Decolonizing climate change: stories of indigenous peoples

Wednesday, October 16, 2019 - 11:00am

Painting from Abbe Museum

Painting from Abbe Museum Buy this photo
Courtesy of Trina Pal

I am not an Indigenous person, nor am I First Nations. I acknowledge that I am writing this piece based solely on research and travel and do not represent the voices of Indigenous people across the world. However, I think it’s important that we listen to the experience and wisdom of Indigenous people in tackling an issue as large as climate change. As a nation, we have a lot to learn about our relationship with our surroundings. 

This past summer, I stopped by the Abbe Museum nestled in the middle of Bar Harbor, the largest town on Mount Desert Island, Maine.

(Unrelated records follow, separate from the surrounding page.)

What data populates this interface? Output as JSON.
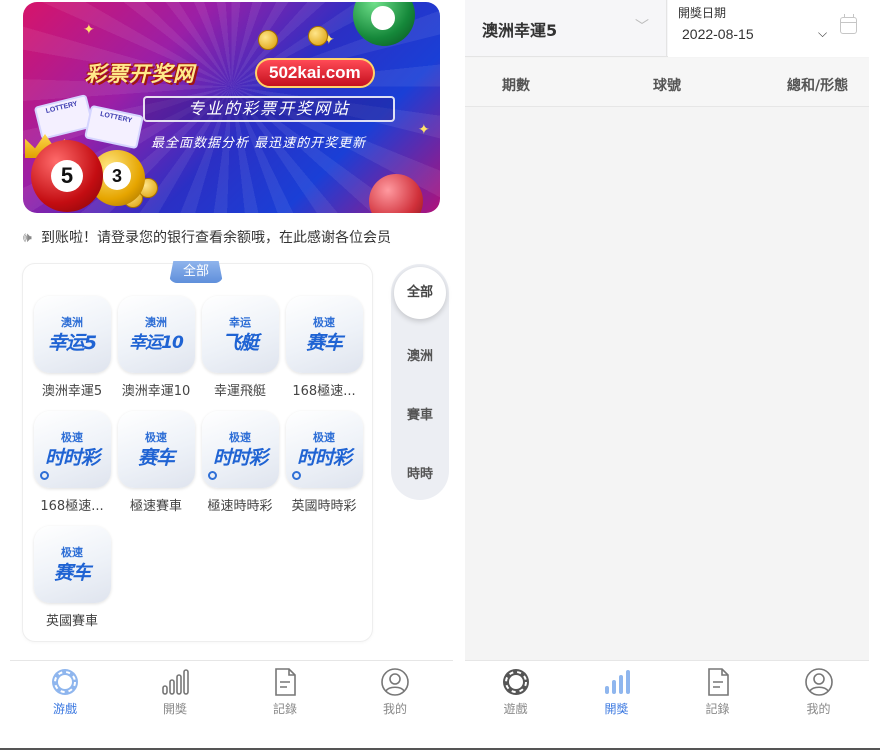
{
  "left": {
    "banner": {
      "title": "彩票开奖网",
      "url": "502kai.com",
      "subtitle": "专业的彩票开奖网站",
      "tagline": "最全面数据分析   最迅速的开奖更新",
      "ticket_text": "LOTTERY",
      "ball_numbers": [
        "5",
        "3"
      ]
    },
    "notice": {
      "icon": "speaker-icon",
      "text": "到账啦！请登录您的银行查看余额哦，在此感谢各位会员"
    },
    "category_tag": "全部",
    "games": [
      {
        "name": "澳洲幸運5",
        "icon_small": "澳洲",
        "icon_big": "幸运5"
      },
      {
        "name": "澳洲幸運10",
        "icon_small": "澳洲",
        "icon_big": "幸运10"
      },
      {
        "name": "幸運飛艇",
        "icon_small": "幸运",
        "icon_big": "飞艇"
      },
      {
        "name": "168極速...",
        "icon_small": "极速",
        "icon_big": "赛车"
      },
      {
        "name": "168極速...",
        "icon_small": "极速",
        "icon_big": "时时彩"
      },
      {
        "name": "極速賽車",
        "icon_small": "极速",
        "icon_big": "赛车"
      },
      {
        "name": "極速時時彩",
        "icon_small": "极速",
        "icon_big": "时时彩"
      },
      {
        "name": "英國時時彩",
        "icon_small": "极速",
        "icon_big": "时时彩"
      },
      {
        "name": "英國賽車",
        "icon_small": "极速",
        "icon_big": "赛车"
      }
    ],
    "categories": [
      "全部",
      "澳洲",
      "賽車",
      "時時"
    ],
    "active_category": "全部",
    "tabs": [
      {
        "label": "游戲",
        "icon": "games-icon",
        "active": true
      },
      {
        "label": "開獎",
        "icon": "chart-icon",
        "active": false
      },
      {
        "label": "記錄",
        "icon": "document-icon",
        "active": false
      },
      {
        "label": "我的",
        "icon": "user-icon",
        "active": false
      }
    ]
  },
  "right": {
    "game_select": {
      "value": "澳洲幸運5"
    },
    "date": {
      "label": "開獎日期",
      "value": "2022-08-15"
    },
    "columns": [
      "期數",
      "球號",
      "總和/形態"
    ],
    "tabs": [
      {
        "label": "遊戲",
        "icon": "games-icon",
        "active": false
      },
      {
        "label": "開獎",
        "icon": "chart-icon",
        "active": true
      },
      {
        "label": "記錄",
        "icon": "document-icon",
        "active": false
      },
      {
        "label": "我的",
        "icon": "user-icon",
        "active": false
      }
    ]
  },
  "colors": {
    "accent": "#3b78e0",
    "inactive": "#888888"
  }
}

Mount Desert Island is more famously known for Acadia National Park, where I had spent the last three days hiking and exploring. Equally as important as national parks is the history of its land: Who originally inhabited this area of earth, and what are their stories? With this mindset, I stopped by the Abbe Museum on our last day in Bar Harbor, and a gentle, sloping cream-colored building with olive green trimmings welcomed me inside.

The Abbe Museum, a Smithsonian affiliate since 2013, is in collaboration with the Wabanaki, the People of the Dawn. The Wabanaki Confederacy includes the Abenaki, Maliseet, Micmac, Passamaquoddy and Penobscot Nations, all of whom have inhabited what is now known as Maine and Southeastern Canada for generations. The Wabanaki are known as the People of the Dawn due to their location in Turtle Island (now known as North America); they are the first people to see the sunrise over Turtle Island, and thus the first to see the dawn. 

Visiting the Abbe Museum made me rethink my environmental education thus far. I’d only learned about white, eurocentric environmental pioneers in middle and high school; names like Aldo Leopold, John Muir and Theodore Roosevelt may sound familiar to you. But what about Indigenous pioneers, who have lived in harmony with the environment for centuries to a much greater extent than settlers ever have? 

This is all part of a larger process of decolonizing environmental history and climate change, which, among other goals, includes understanding that Western ways of environmental thinking and teaching often overshadow perspectives of Indigenous people. Indigenous people around the world are protecting forests and their biodiversity, which sequesters carbon and protects natural resources. Indigenous people can teach us how to live sustainably through their agricultural practices, having depended on the environment their whole lives. Indigenous people are protesting against large oil companies and deforestation, recognizing that these practices contribute to increased worldwide greenhouse gas emissions. 

We can all learn from Indigenous perspectives on our climate crisis, and the Abbe Museum is no exception. The exhibit “wolankeyutomon: Take Care of Everything” focused on the conservation of sea life and emphasized the Wabanaki’s relationship with whales and other maritime creatures. The whale of Maine appears in Wabanaki stories as Bootup, whose back allowed for travel across the Western Atlantic, waters that are sacred to the Wabanaki. Whales have been poached and harpooned by humans for many years. Recently an equally alarming problem has come to light: the discovery of whales washed to shore with stomachs full of plastic products. 

The painting included in this article immediately caught my eye when I stepped into the exhibit, and for good reason. There are very few ways to misinterpret the message conveyed: Single-use plastics are threatening our marine biodiversity, including whales, one of the most ancient species on this earth. The Ziploc bag that you casually toss in the trash, the plastic fork that is thrown away instead of reused, the plastic bag that you insist is more convenient than a reusable one: All of this contributes to the problem. 

Too often, I’ve come across the perspective that climate change can only be solved by large corporations changing their methods of production. Yes, a huge part of the problem lies with big oil and political lobbying. But another part lies with our flawed understanding of what we can do, individually and collectively, to help the environment. Grassroots change is hard, but it can spread like wildfire if you allow it to. 

Undoubtedly, Indigenous people are welcome to these changing habits and have a breadth of knowledge to contribute to our understanding of the environment. A small panel tucked in the back of the Abbe Museum allowed visitors to input their personal commitments to help the environment on an iPad with the responses being projected continually on a large screen above. There’s more to this climate crisis than we think and spreading information from different cultures and ways of life is critical to our relationship with this planet.